Male

The best books of all time by Aeschylus

  1. 77 . Oresteia by Aeschylus

    The Oresteia is a trilogy of Greek tragedies written by Aeschylus which concerns the end of the curse on the House of Atreus. When originally performed it was accompanied by Proteus, a satyr play t...

  2. 147 . Prometheus Bound by Aeschylus

    Prometheus Bound is an Ancient Greek tragedy. In Antiquity, this drama was attributed to Aeschylus, but is now considered by some scholars to be the work of another hand, perhaps one as late as ca....

  3. 161 . The Suppliants by Aeschylus

    The Suppliants (Greek: Ικέτιδες / Hiketides; also translated as "The Suppliant Maidens") is a play by Aeschylus. It was probably first performed sometime after 470 BC as the first play in a trilogy...

  4. 163 . The Persians by Aeschylus

    The Persians is an Athenian tragedy by the ancient Greek playwright Aeschylus. First produced in 472 BCE, it is the oldest surviving play in the history of theatre. It dramatises the Persian respon...

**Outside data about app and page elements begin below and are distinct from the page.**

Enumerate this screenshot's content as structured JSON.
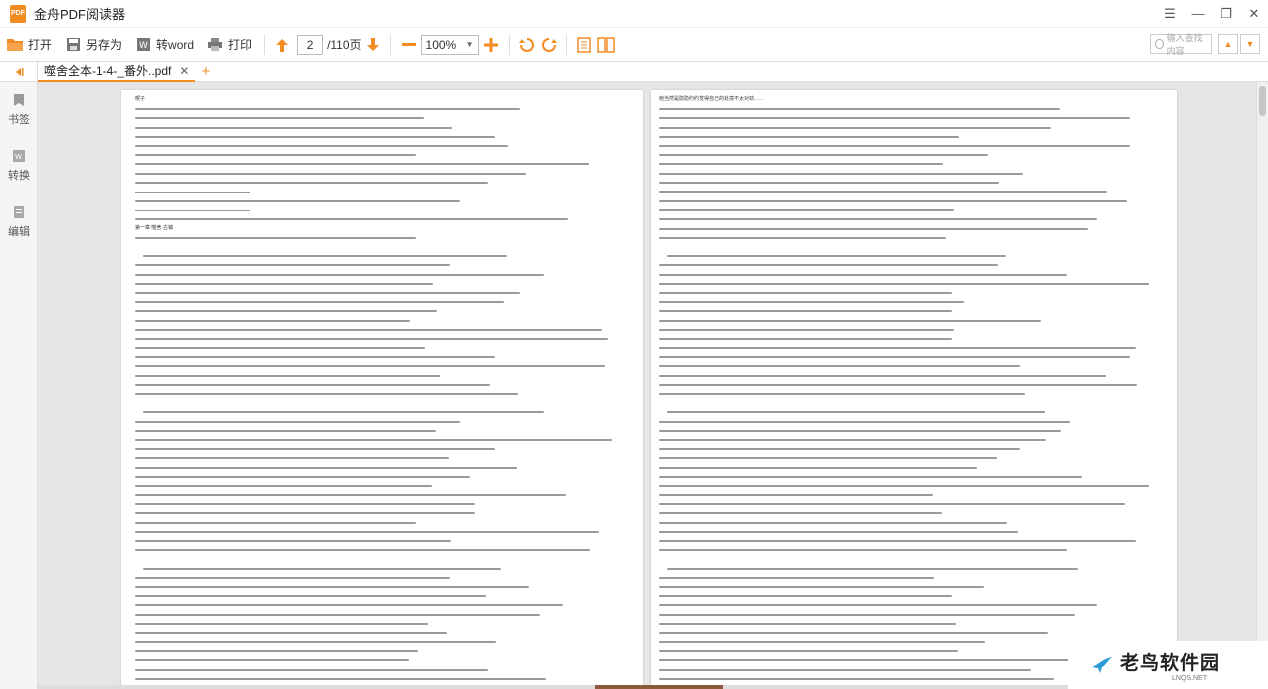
{
  "app": {
    "logo_text": "PDF",
    "title": "金舟PDF阅读器",
    "window_controls": [
      "☰",
      "—",
      "❐",
      "✕"
    ]
  },
  "toolbar": {
    "open_label": "打开",
    "save_as_label": "另存为",
    "convert_word_label": "转word",
    "print_label": "打印",
    "current_page": "2",
    "total_pages": "/110页",
    "zoom": "100%",
    "search_placeholder": "输入查找内容"
  },
  "tabs": {
    "active_tab": "噬舍全本-1-4-_番外..pdf",
    "close_glyph": "✕",
    "add_glyph": "+"
  },
  "sidebar": {
    "items": [
      {
        "label": "书签",
        "icon": "bookmark-icon"
      },
      {
        "label": "转换",
        "icon": "convert-icon"
      },
      {
        "label": "编辑",
        "icon": "edit-icon"
      }
    ]
  },
  "pages": {
    "left_snippets": [
      "楔子",
      "第一章 噬舍·古镇"
    ],
    "right_snippets": [
      "她当然是隐隐约约觉得自己的处境不太对劲……"
    ]
  },
  "watermark": {
    "title": "老鸟软件园",
    "subtitle": "LNQS.NET"
  },
  "colors": {
    "accent": "#f28b22",
    "page_bg": "#ffffff",
    "viewer_bg": "#e6e6e6"
  }
}
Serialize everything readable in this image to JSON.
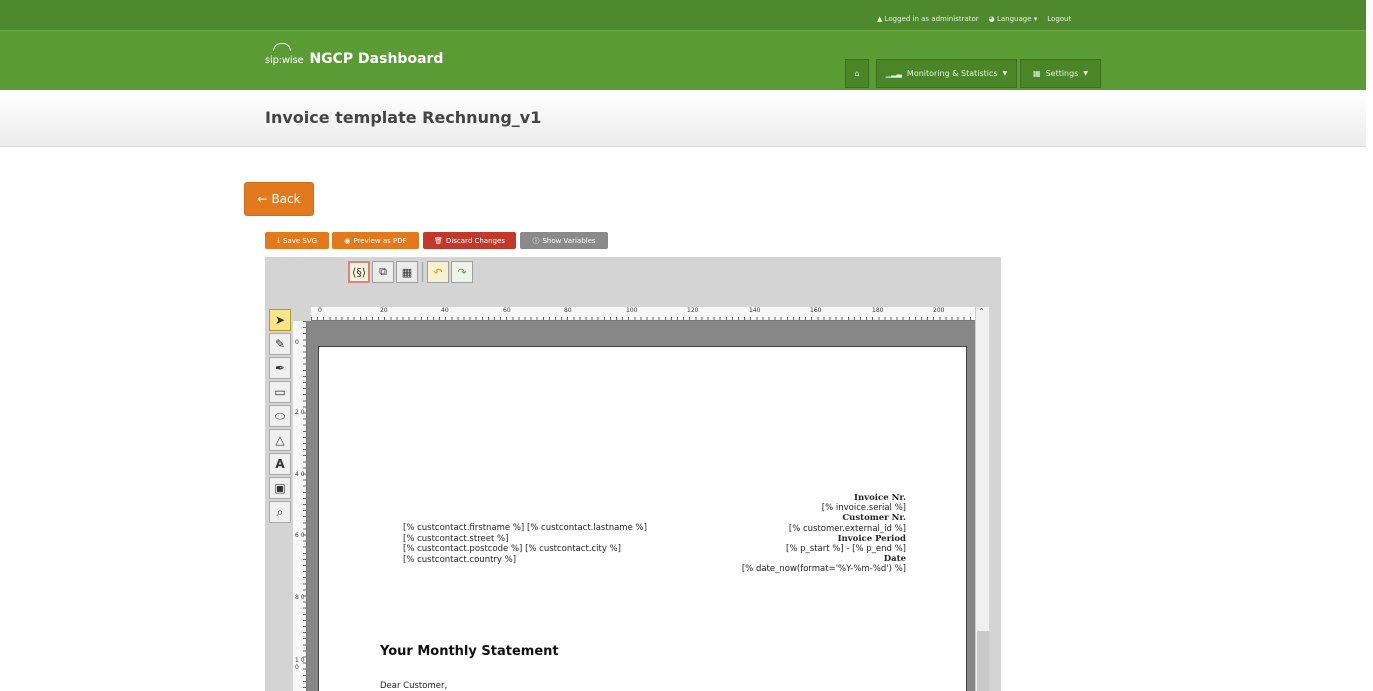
{
  "topbar": {
    "logged_in": "▲ Logged in as administrator",
    "language": "◕ Language ▾",
    "logout": "Logout"
  },
  "brand": {
    "logo_text": "sip:wise",
    "title": "NGCP Dashboard"
  },
  "nav": {
    "home_icon": "home-icon",
    "monitoring": "Monitoring & Statistics",
    "settings": "Settings"
  },
  "page": {
    "title": "Invoice template Rechnung_v1"
  },
  "back_label": "Back",
  "toolbar": {
    "save_svg": "Save SVG",
    "preview_pdf": "Preview as PDF",
    "discard": "Discard Changes",
    "show_vars": "Show Variables",
    "colors": {
      "orange": "#e27a1d",
      "red": "#c0392b",
      "gray": "#8a8a8a"
    }
  },
  "ruler": {
    "h_labels": [
      "0",
      "20",
      "40",
      "60",
      "80",
      "100",
      "120",
      "140",
      "160",
      "180",
      "200"
    ],
    "v_labels": [
      "0",
      "2 0",
      "4 0",
      "6 0",
      "8 0",
      "1 0 0"
    ]
  },
  "invoice": {
    "address_lines": [
      "[% custcontact.firstname %] [% custcontact.lastname %]",
      "[% custcontact.street %]",
      "[% custcontact.postcode %] [% custcontact.city %]",
      "[% custcontact.country %]"
    ],
    "invoice_nr_label": "Invoice Nr.",
    "invoice_nr_value": "[% invoice.serial %]",
    "customer_nr_label": "Customer Nr.",
    "customer_nr_value": "[% customer.external_id %]",
    "period_label": "Invoice Period",
    "period_value": "[% p_start %] - [% p_end %]",
    "date_label": "Date",
    "date_value": "[% date_now(format='%Y-%m-%d') %]",
    "statement_title": "Your Monthly Statement",
    "greeting": "Dear Customer,"
  }
}
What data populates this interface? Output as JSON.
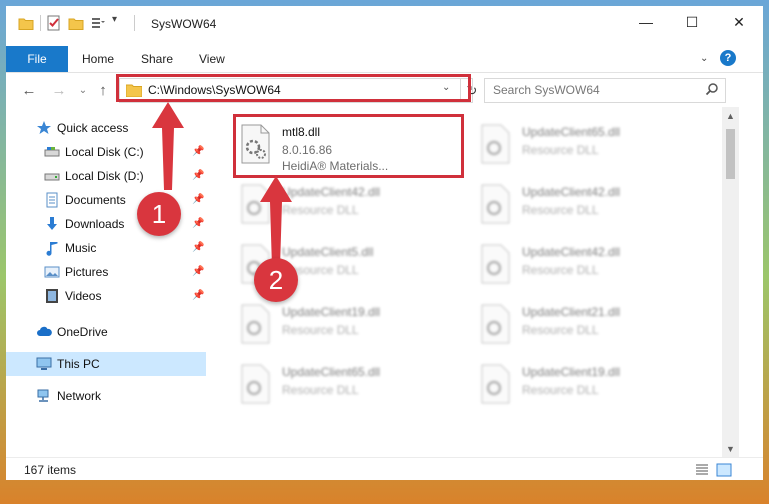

  5. 162 . Seven Against Thebes by Aeschylus

    The Seven against Thebes (Greek: Ἑπτά ἐπί Θήβας, Hepta epi Thēbas) is the third play in an Oedipus-themed trilogy produced by Aeschylus in 467 BC. It concerns the battle between an Argive army led ...